**WORK TO COMPLETE:**
When the string "Animation" is part of a line in the data below, report the whole line.

Top of RECORDS FOR THE TASK

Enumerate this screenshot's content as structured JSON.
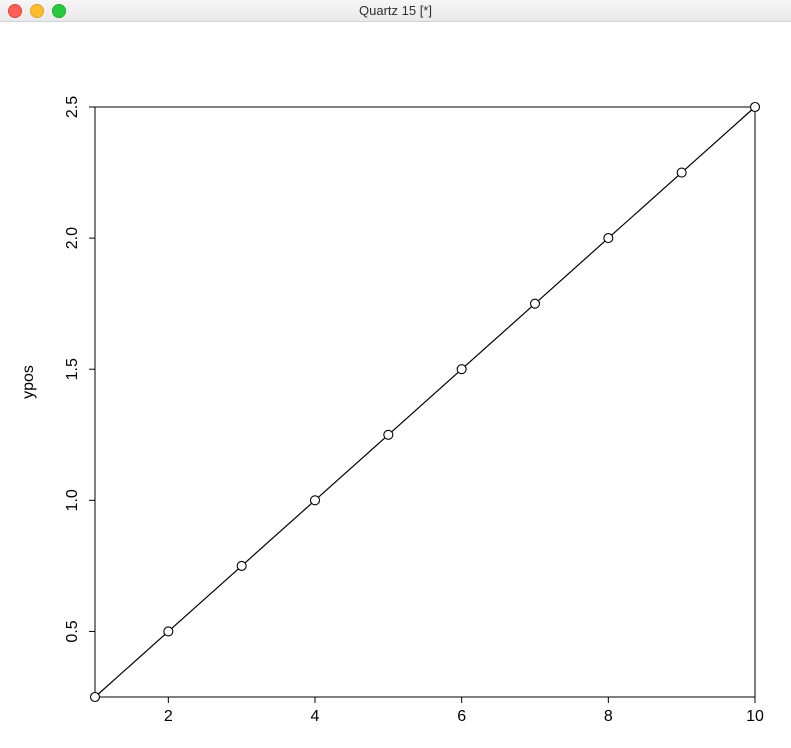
{
  "window": {
    "title": "Quartz 15 [*]"
  },
  "chart_data": {
    "type": "line",
    "x": [
      1,
      2,
      3,
      4,
      5,
      6,
      7,
      8,
      9,
      10
    ],
    "y": [
      0.25,
      0.5,
      0.75,
      1.0,
      1.25,
      1.5,
      1.75,
      2.0,
      2.25,
      2.5
    ],
    "points": true,
    "ylabel": "ypos",
    "xlabel": "",
    "title": "",
    "xlim": [
      1,
      10
    ],
    "ylim": [
      0.25,
      2.5
    ],
    "x_ticks": [
      2,
      4,
      6,
      8,
      10
    ],
    "y_ticks": [
      0.5,
      1.0,
      1.5,
      2.0,
      2.5
    ],
    "y_tick_labels": [
      "0.5",
      "1.0",
      "1.5",
      "2.0",
      "2.5"
    ]
  }
}
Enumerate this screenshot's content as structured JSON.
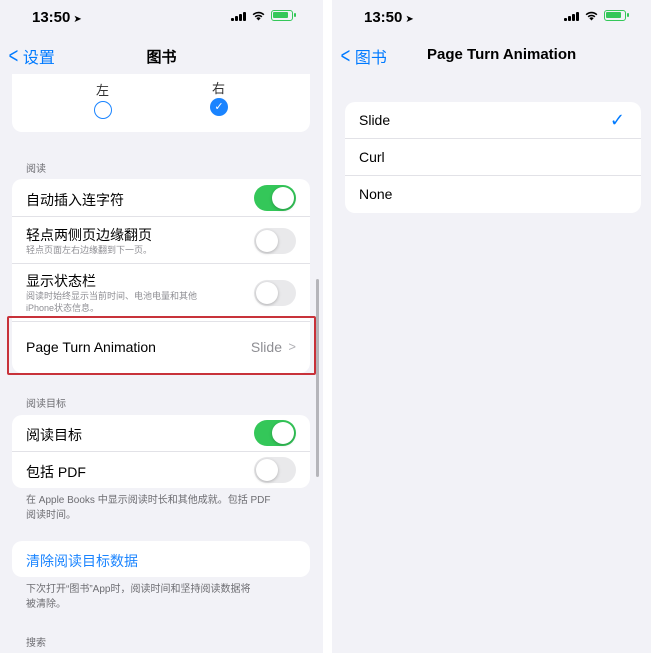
{
  "status_bar": {
    "time": "13:50"
  },
  "left": {
    "nav": {
      "back_label": "设置",
      "title": "图书"
    },
    "direction": {
      "left_label": "左",
      "right_label": "右",
      "selected": "右"
    },
    "reading": {
      "header": "阅读",
      "auto_hyphen": {
        "label": "自动插入连字符",
        "on": true
      },
      "tap_margins": {
        "label": "轻点两侧页边缘翻页",
        "sub": "轻点页面左右边缘翻到下一页。",
        "on": false
      },
      "show_status": {
        "label": "显示状态栏",
        "sub1": "阅读时始终显示当前时间、电池电量和其他",
        "sub2": "iPhone状态信息。",
        "on": false
      },
      "page_turn": {
        "label": "Page Turn Animation",
        "value": "Slide"
      }
    },
    "goals": {
      "header": "阅读目标",
      "reading_goals": {
        "label": "阅读目标",
        "on": true
      },
      "include_pdf": {
        "label": "包括 PDF",
        "on": false
      },
      "footer1": "在 Apple Books 中显示阅读时长和其他成就。包括 PDF",
      "footer2": "阅读时间。"
    },
    "clear": {
      "label": "清除阅读目标数据",
      "footer1": "下次打开“图书”App时，阅读时间和坚持阅读数据将",
      "footer2": "被清除。"
    },
    "search": {
      "header": "搜索"
    }
  },
  "right": {
    "nav": {
      "back_label": "图书",
      "title": "Page Turn Animation"
    },
    "options": [
      {
        "label": "Slide",
        "selected": true
      },
      {
        "label": "Curl",
        "selected": false
      },
      {
        "label": "None",
        "selected": false
      }
    ]
  },
  "colors": {
    "accent": "#007aff",
    "toggle_on": "#34c759",
    "highlight": "#c8323a"
  }
}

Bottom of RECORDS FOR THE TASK

**ANSWER SPACE:**
        "label": "Page Turn Animation",
      "title": "Page Turn Animation"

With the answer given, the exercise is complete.